four countries are typically regarded as the key emerging markets in
terms of population size, economic strength and political influence. The
BRIC group is in fact an artificial construct created by Goldman Sachs in
2003 as more of a tool for marketing the importance of these economies
to the investment banking community. The label tends to ignore the
rather dramatic socio-economic and geo-political differences among the
members of the “group”.
The purpose of our research was motivated in part because of clear
supply-side and demand-side differences across the markets, and was not
an attempt to examine the validity of lumping BRIC countries together
based on the idea that they are similar and can be approached in a similar
manner. On the contrary, this study points to the significance of the
differences across these countries that can in fact be leveraged in their
On the supply side, both China and India have large low-cost labor
supplies, are in close geographic proximity to each other. This can
potentially facilitate the bi-directional flow of resources (people and
materials) with unique and differentiated capabilities. These differentiated
skill sets that exist in China and India are indeed a potential source of
co-leveraging, but to date, little co-leveraging has actually taken place.
Instead, MNCs have a clear recognition of country-specific comparative
advantages, but are utilizing these skills within a broader network of
capabilities distributed across multiple countries rather than across
China and India specifically.
On the demand side, both countries are rapidly growing markets with
large consumer bases and quickly expanding middle classes, which are
dramatically increasing their income and purchasing power. The
collective purchasing power of these large and growing middle classes
will result in a shift of the epicenter of many value chain elements for
numerous industries from developed markets to China and India. Global
companies need to recognize this fact and pursue the opportunities
created from serving these markets in order to realize their future growth
potential. What we discovered were highly differentiated product markets
which significantly limit, but do not eliminate, the opportunity to present
a similar product portfolio to both countries.
In sum, China-India-specific co-leveraging has been limited by these
countries’ unique demand profiles, and the perceived higher utility of
leveraging China’s and India’s supply profiles in broader multi-country
capability networks to support global product development and
While cases were examined across several industries, we chose
to focus primarily on the automotive sector. There are three reasons
for this. First, the automotive sector is the largest manufacturing
sector in both China and India. According to the Society of Indian
Automotive Manufacturers (SIAM) and the Chinese Association of
Automobile Manufacturers (CAAM), the industry comprises over 20%
of manufacturing GDP in both countries. Second, the heavy involvement

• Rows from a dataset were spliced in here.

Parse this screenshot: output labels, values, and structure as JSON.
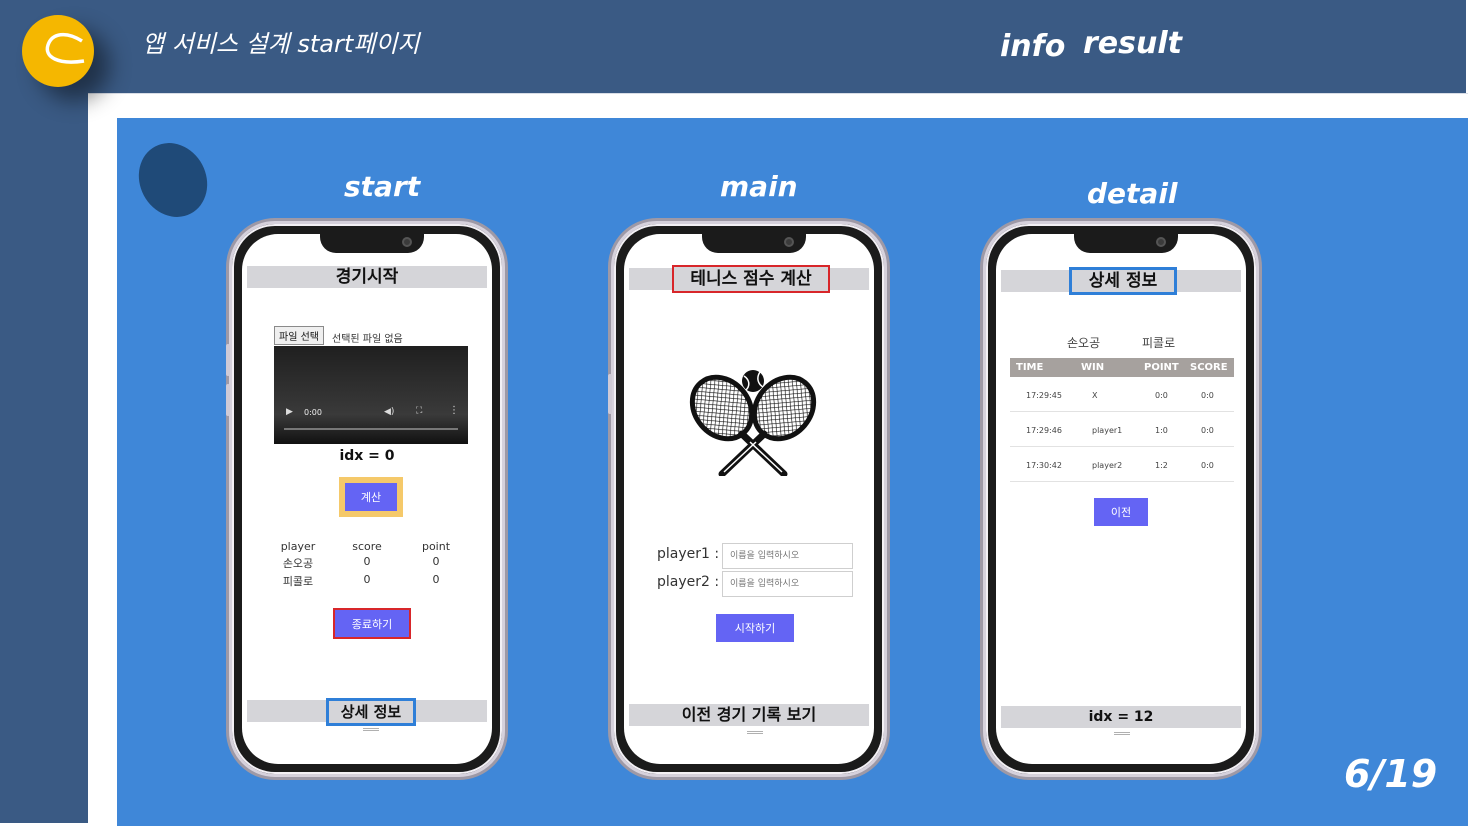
{
  "slide": {
    "title": "앱 서비스 설계 start페이지",
    "nav": {
      "info": "info",
      "result": "result"
    },
    "counter": "6/19",
    "colors": {
      "header": "#3a5a84",
      "panel": "#3f87d8",
      "logo": "#f5b700",
      "oval": "#1f4a78"
    }
  },
  "screens": {
    "start": {
      "heading": "start",
      "title_bar": "경기시작",
      "file_button": "파일 선택",
      "file_status": "선택된 파일 없음",
      "video_time": "0:00",
      "idx_label": "idx = 0",
      "calc_button": "계산",
      "table": {
        "headers": [
          "player",
          "score",
          "point"
        ],
        "rows": [
          [
            "손오공",
            "0",
            "0"
          ],
          [
            "피콜로",
            "0",
            "0"
          ]
        ]
      },
      "end_button": "종료하기",
      "bottom_bar": "상세 정보"
    },
    "main": {
      "heading": "main",
      "title_bar": "테니스 점수 계산",
      "icon": "tennis-rackets-icon",
      "player1_label": "player1 :",
      "player2_label": "player2 :",
      "input_placeholder": "이름을 입력하시오",
      "start_button": "시작하기",
      "bottom_bar": "이전 경기 기록 보기"
    },
    "detail": {
      "heading": "detail",
      "title_bar": "상세 정보",
      "player_a": "손오공",
      "player_b": "피콜로",
      "headers": [
        "TIME",
        "WIN",
        "POINT",
        "SCORE"
      ],
      "rows": [
        [
          "17:29:45",
          "X",
          "0:0",
          "0:0"
        ],
        [
          "17:29:46",
          "player1",
          "1:0",
          "0:0"
        ],
        [
          "17:30:42",
          "player2",
          "1:2",
          "0:0"
        ]
      ],
      "prev_button": "이전",
      "bottom_bar": "idx = 12"
    }
  }
}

of numerous automotive MNCs in both markets made it an attractive
industry to explore for insights. This provides an opportunity to study
actions within and across China and India, as well as to examine using
these markets as a platform for global expansion. Third, findings for the
automotive sector are generally relevant to most other manufacturing
sectors, especially durable consumer goods.
Based on this research, we have identified four emerging themes around
leveraging China and India for global competitiveness:
1. Differentiated demand profiles across markets provide limited
opportunity for leveraging a common product portfolio in both
2. Differentiated and complementary supply profiles create “islands of
opportunity” for leveraging unique capabilities of the resources
available in each country.
resident in China or India to achieve a competitive advantage.
4. New pathways to innovation are made possible by leveraging core
strengths derived from the geographies and capabilities of local
We will elaborate on each of these themes in our future postings.